It was recently announced that a mega-wealthy, former bank CEO and his wife have donated $185 million to UCSF for the creation of a new institute of neuroscience, not surprisingly to be named after them. Their gift represents a new high for UCSF “philanthropy”, and follows on the heels of a $150 million donation by the CEO of a high-tech corporation. I’m struck by the triangulated dynamic of our current gilded age of “robber barons” and the Andrew Carnegie-like habits of the mega-wealthy turned philanthropists.
In other developed countries, health care is fully funded by government and offered free-of-charge to citizens in hospitals built not by philanthropists but with government revenues. Here in America, however, we have embraced strange habits of preferential tax codes, sheltered income, and skewed regulations that facilitate the accumulation of vast individual fortunes while simultaneously allowing stratospheric healthcare costs to bankrupt ordinary middle-class families.
Like Robinhood in reverse, our Robberhood tax code takes from the poor and gives to the rich, and once the coffers of the mega-wealthy are overflowing with the spoils of our rigged economy, they then become society’s philanthropic “heros” by funding huge projects suitable to their equally huge egos. In this way we have constructed an American society displaying the greatest degree of wealth inequality in its 240-year history.
The nexus between healthcare, the mega-wealthy and government has resulted in equally distorted public health. The latest studies clearly show that the length of an American life-span is directly correlated to income; those with more money receive better care and live longer. Moreover, healthcare is the fastest-growing segment of the American economy. Despite the intentions of Obamacare, it has failed to stem the tide of increases in private health insurance premiums, and bankruptcies due to healthcare costs continue.
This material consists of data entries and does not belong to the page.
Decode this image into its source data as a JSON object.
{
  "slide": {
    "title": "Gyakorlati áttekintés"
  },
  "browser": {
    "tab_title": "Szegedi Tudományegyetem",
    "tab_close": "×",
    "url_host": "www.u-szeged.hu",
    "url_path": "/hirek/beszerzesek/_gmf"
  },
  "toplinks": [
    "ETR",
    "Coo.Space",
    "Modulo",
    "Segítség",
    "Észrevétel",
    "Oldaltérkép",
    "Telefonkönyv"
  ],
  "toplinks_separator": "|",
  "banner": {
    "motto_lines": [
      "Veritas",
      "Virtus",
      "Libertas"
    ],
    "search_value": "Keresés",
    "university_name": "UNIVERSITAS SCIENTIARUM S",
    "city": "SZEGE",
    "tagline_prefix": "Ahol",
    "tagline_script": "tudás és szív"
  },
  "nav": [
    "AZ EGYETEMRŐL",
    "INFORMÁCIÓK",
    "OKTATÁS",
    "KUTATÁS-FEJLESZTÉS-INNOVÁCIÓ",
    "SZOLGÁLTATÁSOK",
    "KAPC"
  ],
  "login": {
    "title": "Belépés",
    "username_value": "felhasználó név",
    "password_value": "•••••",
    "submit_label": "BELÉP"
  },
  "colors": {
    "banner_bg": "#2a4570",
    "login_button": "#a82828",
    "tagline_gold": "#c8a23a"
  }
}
By privatizing healthcare in America, having now codified a government-mandated role for our largest profit-driven insurance companies, we’ve made it all but impossible to implement the type of universal, free healthcare found just across our border in Canada. To unwind the Gordian Knot now tying together individuals, families, businesses, insurance companies and government means dislocating an enormous portion of the country’s economy, a dislocation so severe as to risk stimulating a new depression. Now that’s depressing.
Those who made out like bandits after Glass-Steagall banking regulations were repealed by President Bill Clinton have now become cherished philanthropists who have rendered us dependent upon their “noblesse-oblige.” Decades of lowered tax rates on investment income combined with preferential stock options, golden parachutes and the like have irrevocably widened America’s income divide.
In the past such disparities literally fomented revolution, but in America’s modern society of 300 million-plus-people that’s not going to happen. In a material sense, we Americans are too comfortable, despite our social and economic inequities; cell phones are cheap, electricity widely available, refrigerators keep our food from spoiling, television, movies and the Internet can be seen by everyone. Bernie Sanders’ political “revolution” risks being squashed by voter apathy and a finance/insurance industry combine determined to insure its own survival.
This is, I suppose, the way it will be. Though I can imagine a different America, something more humanistic and equitable, I seriously doubt it will happen in my lifetime. Perhaps my grandchildren and their generation will eventually set things straight; I can only hope doing so does not require – as it has throughout history – the pain, suffering and bloodshed of violent revolution.